All online banking portals should allow account holders to view account information, including:
- Your routing number
- Your account number
- The address associated with your account
- … and more
Many banks provide specimen cheques that you can print out and use in place of a traditional void cheque. Alternatively, some banks offer direct deposit slips with all of your account information (including your bank account routing number) already filled in. All you have to do is print and sign the forms.
In case you’ve forgotten, here’s a quick refresher on how to read a cheque and find your account information.
The upper left-hand corner of the cheque should include the full legal name and mailing address of the account holder or business.
The upper right-hand corner of the cheque will have a blank space for the cheque date to be marked. The cheque is not valid for deposit until this date.
The top line in the center of the cheque is where you’ll name the individual or business recipient of your cheque.
Next, you’ll find the dollar amount line, where the cheque amount will be handwritten (i.e. – “one-hundred and fifty-one dollars”).
To the right of the dollar amount line, you’ll find a small box where the numerical amount of the cheque will be written.
The bottom left-hand corner of the cheque typically includes a small space for a memo about what the cheque was issued for.

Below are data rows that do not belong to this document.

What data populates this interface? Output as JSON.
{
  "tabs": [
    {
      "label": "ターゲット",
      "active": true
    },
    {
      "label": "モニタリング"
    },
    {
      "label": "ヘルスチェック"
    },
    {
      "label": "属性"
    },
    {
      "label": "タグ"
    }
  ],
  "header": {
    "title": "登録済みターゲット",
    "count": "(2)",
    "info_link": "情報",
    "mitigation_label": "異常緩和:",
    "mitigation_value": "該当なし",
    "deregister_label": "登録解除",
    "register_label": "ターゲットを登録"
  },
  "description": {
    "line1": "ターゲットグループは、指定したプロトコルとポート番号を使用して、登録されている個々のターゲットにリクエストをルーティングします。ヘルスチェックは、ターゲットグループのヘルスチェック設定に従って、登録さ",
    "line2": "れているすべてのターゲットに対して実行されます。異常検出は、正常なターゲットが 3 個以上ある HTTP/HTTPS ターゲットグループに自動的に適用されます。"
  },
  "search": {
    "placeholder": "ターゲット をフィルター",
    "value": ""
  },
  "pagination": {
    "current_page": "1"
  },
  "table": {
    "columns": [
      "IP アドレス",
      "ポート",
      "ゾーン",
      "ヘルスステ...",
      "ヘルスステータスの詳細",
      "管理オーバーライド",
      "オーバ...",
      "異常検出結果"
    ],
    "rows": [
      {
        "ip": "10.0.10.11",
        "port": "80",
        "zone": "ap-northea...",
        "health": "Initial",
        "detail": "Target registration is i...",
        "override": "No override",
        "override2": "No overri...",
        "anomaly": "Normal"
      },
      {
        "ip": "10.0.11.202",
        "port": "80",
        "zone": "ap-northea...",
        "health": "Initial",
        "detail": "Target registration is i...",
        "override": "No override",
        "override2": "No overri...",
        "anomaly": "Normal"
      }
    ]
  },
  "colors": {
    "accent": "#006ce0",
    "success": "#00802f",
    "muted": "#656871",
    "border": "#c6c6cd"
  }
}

The bottom right-hand corner of the cheque should include a signature from the individual or business issuing the cheque.
The strange font with the heavy ink is the MICR encoding line. It’s made of special magnetic ink that can be read by ABM machines and includes:
- The cheque number
- The routing number
- The account number
If you flip the cheque over, you’ll find a blank endorsement line. This should be signed by the individual who is depositing the cheque.
To wrap things up, here are a few quick answers to some of the most commonly asked questions I see regarding bank account routing numbers in Canada.
Yes! All bank accounts in Canada have a routing number. This is true of both chequing and savings accounts. The only difference is that you won’t be issued a chequebook for your savings account. This is how many banks are able to set up automatic bank drafts to and from your savings.
It’s not uncommon for bank routing numbers to change. This typically happens when two banks merge into one bank. When this happens, account holders will be given a fair warning, and they’ll be notified about any changes to their routing and account numbers.
Is The Routing Number The Same as The Transit Number?
The transit number is part of the routing number. The transit number is four or five digits long and identifies the bank branch where the bank account was initially opened. The transit number makes up the first part of the routing number.
The financial institution number is part of the routing number. It’s a three-digit code that’s unique to each financial institution, and makes up the second half of the routing number.
Your bank routing number in Canada is typically used whenever you need to set up direct deposit or transfer funds from your bank account into another account.
Your routing number is an eight or nine-digit number that consists of both your transit and financial institution numbers. This number provides details about the bank and the bank branch that the account is associated with. Your account number is 100% unique and identifies the exact account at the institution.
Your bank routing number in Canada consists of your financial institution number as well as the bank branch number. This number may change periodically if your bank merges with another bank.
However, it should otherwise stay the same unless you close down your account and open an account at another branch.
Want to learn more about how to use cheques in Canada? Be sure to check out my easy guide to endorsing cheques in Canada next!